And thank again to Movable Type. I get to update it from my wife's parents' house.

January 1, 2004

A fortune slip

My wife and I are spending the new year in pretty much the Japanese traditional way. One of it is going to the local shinto shrine and praying for a good year. We also bought fortune slips like everybody else, and I happened to get a best one, the "Dai-kichi". I guess I'm going to have a good year. My wife got a "sue-kichi". "Sue" means "at the end", and "kichi" means luck, so she'll get some good luck too.

In the old days, all the stores used to be closed on the first day of the year. But that isn't really the case now. Just about all the supermarkets like Daiei, Aeon or Ito-Yokado are open, and even a local supermarket we oftenly use was open today. There was a short article on the newspaper about Aeon starting their new year's sale from midnight. I guess it's worth a challenge since a lot of people in Japan go to Shrine after midnight for their "hatsu-moude", or the first praying.

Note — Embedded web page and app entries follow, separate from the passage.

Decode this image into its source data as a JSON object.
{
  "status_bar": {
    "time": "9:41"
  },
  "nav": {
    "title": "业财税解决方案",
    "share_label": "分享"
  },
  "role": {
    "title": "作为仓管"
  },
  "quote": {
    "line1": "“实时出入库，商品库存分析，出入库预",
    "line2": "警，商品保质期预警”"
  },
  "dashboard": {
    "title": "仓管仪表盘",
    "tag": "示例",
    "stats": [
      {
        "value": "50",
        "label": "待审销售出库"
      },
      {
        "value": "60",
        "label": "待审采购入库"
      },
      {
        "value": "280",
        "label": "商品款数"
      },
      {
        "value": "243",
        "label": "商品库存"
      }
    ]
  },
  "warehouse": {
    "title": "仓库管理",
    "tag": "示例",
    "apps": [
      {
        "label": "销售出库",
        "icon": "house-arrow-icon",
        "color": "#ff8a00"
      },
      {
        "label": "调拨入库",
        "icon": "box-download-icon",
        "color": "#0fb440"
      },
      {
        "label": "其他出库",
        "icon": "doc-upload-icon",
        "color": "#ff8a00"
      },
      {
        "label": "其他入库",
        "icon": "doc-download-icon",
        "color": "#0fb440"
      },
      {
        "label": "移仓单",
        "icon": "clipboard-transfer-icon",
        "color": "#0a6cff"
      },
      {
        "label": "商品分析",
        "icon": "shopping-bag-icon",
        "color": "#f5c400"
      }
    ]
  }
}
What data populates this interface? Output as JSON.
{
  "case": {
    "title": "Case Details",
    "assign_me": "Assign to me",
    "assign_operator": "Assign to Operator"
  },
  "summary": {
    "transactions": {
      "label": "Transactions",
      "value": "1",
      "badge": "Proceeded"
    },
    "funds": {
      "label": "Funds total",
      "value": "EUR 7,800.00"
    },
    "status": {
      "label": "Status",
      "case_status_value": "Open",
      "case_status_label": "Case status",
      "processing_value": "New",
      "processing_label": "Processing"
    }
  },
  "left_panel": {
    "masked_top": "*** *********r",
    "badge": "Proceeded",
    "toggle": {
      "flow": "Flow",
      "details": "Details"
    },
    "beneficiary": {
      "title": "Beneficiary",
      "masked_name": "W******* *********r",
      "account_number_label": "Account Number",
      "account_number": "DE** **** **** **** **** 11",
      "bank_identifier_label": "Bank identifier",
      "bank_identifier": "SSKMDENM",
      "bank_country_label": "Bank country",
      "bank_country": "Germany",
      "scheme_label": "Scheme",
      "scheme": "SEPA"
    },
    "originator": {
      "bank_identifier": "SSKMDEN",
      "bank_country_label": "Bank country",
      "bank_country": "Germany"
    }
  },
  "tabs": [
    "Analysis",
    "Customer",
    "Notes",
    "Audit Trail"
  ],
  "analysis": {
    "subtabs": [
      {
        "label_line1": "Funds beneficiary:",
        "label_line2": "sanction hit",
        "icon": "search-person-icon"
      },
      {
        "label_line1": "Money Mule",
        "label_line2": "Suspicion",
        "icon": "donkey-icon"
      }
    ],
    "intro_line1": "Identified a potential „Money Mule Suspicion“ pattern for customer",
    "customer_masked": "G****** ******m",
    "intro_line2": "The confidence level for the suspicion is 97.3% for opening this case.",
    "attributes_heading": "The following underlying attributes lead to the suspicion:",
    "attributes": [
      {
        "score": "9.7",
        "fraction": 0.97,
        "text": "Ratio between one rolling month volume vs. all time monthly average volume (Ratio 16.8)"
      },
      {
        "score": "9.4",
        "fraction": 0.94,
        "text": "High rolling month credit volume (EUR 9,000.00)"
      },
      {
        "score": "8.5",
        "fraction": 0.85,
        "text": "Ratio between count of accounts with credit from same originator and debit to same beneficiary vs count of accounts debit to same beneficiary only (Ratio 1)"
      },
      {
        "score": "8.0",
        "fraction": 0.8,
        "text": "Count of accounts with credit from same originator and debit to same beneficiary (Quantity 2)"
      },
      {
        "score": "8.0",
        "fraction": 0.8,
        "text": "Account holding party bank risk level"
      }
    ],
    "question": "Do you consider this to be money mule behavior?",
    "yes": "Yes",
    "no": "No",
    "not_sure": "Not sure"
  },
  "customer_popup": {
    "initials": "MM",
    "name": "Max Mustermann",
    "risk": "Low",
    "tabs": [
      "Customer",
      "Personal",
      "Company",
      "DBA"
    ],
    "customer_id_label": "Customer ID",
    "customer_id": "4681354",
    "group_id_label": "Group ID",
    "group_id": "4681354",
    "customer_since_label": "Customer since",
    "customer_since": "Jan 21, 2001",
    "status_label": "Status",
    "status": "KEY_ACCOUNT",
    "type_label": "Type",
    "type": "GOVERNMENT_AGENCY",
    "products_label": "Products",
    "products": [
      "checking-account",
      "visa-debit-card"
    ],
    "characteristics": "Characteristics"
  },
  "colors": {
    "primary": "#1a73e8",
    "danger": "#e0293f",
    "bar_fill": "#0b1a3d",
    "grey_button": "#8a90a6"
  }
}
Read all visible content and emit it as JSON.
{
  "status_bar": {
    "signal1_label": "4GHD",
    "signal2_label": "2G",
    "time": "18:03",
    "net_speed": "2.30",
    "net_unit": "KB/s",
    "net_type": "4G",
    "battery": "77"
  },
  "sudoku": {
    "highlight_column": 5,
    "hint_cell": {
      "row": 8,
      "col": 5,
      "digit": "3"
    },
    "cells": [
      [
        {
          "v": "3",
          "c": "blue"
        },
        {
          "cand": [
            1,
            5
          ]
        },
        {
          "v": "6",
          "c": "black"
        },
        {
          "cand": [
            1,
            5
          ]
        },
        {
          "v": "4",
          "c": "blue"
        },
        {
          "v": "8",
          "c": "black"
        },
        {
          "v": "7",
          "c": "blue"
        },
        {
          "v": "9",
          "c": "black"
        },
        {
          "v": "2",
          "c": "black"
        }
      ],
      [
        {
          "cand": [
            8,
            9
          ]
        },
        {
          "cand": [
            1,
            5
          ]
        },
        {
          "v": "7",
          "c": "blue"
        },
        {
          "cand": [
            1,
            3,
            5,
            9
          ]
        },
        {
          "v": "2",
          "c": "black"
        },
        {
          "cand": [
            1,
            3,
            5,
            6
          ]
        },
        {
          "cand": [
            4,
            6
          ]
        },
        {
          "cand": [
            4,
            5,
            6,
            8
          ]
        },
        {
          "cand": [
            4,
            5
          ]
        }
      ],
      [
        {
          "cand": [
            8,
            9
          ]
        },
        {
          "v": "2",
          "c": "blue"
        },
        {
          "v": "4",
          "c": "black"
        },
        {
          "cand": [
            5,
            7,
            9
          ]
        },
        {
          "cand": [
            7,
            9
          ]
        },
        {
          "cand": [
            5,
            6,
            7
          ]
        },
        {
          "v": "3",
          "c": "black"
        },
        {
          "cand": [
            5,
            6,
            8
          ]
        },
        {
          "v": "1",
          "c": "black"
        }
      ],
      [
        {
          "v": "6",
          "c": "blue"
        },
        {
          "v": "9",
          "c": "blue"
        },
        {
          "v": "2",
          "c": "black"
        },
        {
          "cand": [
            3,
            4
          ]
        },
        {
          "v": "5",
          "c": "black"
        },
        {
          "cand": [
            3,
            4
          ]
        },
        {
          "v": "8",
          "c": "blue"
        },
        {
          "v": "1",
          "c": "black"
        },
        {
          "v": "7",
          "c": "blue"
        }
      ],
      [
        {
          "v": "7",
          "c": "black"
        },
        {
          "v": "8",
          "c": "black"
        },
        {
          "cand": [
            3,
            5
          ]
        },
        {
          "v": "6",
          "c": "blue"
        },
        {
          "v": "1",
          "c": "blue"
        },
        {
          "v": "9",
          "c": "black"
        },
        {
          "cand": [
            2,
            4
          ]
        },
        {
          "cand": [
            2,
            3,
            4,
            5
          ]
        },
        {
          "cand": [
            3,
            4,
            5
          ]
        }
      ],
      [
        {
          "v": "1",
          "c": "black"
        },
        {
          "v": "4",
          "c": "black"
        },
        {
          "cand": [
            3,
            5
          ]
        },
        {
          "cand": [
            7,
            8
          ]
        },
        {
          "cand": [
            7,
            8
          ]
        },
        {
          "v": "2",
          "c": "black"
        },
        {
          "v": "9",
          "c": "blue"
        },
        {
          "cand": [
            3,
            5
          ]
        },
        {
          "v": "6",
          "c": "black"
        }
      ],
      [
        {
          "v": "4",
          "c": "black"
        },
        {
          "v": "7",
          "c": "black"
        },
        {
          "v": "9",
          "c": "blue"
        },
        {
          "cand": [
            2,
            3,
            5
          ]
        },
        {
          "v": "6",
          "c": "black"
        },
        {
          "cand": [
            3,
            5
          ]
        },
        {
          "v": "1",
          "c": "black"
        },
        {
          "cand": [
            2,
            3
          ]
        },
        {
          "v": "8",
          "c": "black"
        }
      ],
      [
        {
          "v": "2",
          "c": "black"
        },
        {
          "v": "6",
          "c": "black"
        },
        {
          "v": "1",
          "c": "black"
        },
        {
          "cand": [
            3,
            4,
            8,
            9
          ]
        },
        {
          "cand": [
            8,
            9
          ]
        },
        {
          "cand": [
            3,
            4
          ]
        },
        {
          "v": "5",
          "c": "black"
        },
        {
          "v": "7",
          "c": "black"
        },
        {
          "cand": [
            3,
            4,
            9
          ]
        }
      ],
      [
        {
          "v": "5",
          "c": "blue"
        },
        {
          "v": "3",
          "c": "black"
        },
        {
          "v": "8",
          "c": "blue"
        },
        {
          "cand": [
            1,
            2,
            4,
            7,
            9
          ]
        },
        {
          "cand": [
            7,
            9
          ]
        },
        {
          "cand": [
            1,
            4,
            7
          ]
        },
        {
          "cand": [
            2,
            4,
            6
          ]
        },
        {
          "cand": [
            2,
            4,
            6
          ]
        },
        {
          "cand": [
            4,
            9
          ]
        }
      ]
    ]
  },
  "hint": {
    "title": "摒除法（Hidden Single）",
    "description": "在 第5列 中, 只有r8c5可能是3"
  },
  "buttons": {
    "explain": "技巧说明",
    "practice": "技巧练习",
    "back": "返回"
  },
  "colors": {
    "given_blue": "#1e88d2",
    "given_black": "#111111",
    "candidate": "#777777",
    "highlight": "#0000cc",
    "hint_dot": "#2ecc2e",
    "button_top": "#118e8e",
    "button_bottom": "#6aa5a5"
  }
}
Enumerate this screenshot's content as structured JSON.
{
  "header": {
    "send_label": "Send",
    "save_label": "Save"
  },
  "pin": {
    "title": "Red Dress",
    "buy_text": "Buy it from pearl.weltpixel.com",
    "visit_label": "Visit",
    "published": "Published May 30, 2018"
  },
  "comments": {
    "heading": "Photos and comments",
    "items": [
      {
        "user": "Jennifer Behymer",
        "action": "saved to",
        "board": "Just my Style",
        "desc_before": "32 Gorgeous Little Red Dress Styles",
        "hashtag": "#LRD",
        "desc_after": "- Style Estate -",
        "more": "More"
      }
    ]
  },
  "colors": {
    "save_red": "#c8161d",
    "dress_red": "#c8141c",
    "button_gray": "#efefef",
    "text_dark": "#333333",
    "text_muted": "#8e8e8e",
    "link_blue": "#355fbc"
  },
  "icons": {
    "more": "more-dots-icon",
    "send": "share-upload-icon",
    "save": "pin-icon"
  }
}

This helped us because my wife just ran out of cooking wine last night and she desperately needed a new one today. Thanks to Tokyu Store, although I don't think they need to keep the store open until midnight on the first day of the year...

Last three days of 2003, we spend most of our time for the "oh-sohji", or the big clean up. This is just another tradition in Japan where we clean up every single spots and corners of the house at the end of the year. It's a good omen for Japanese people to go into the new year all cleaned up. We had to move all the big furnitures like sofas and bookshelves so we can vacuum clean the back sides of them. I had a tough time getting all the mucks off in the bathroom (not the toilet, but the bath itself), but once I got it done, it did feel good simply because they are clean.

Happy New Year!

Happy New Year to those visiting here.
Hope the year 2004 is going to be a good one for you.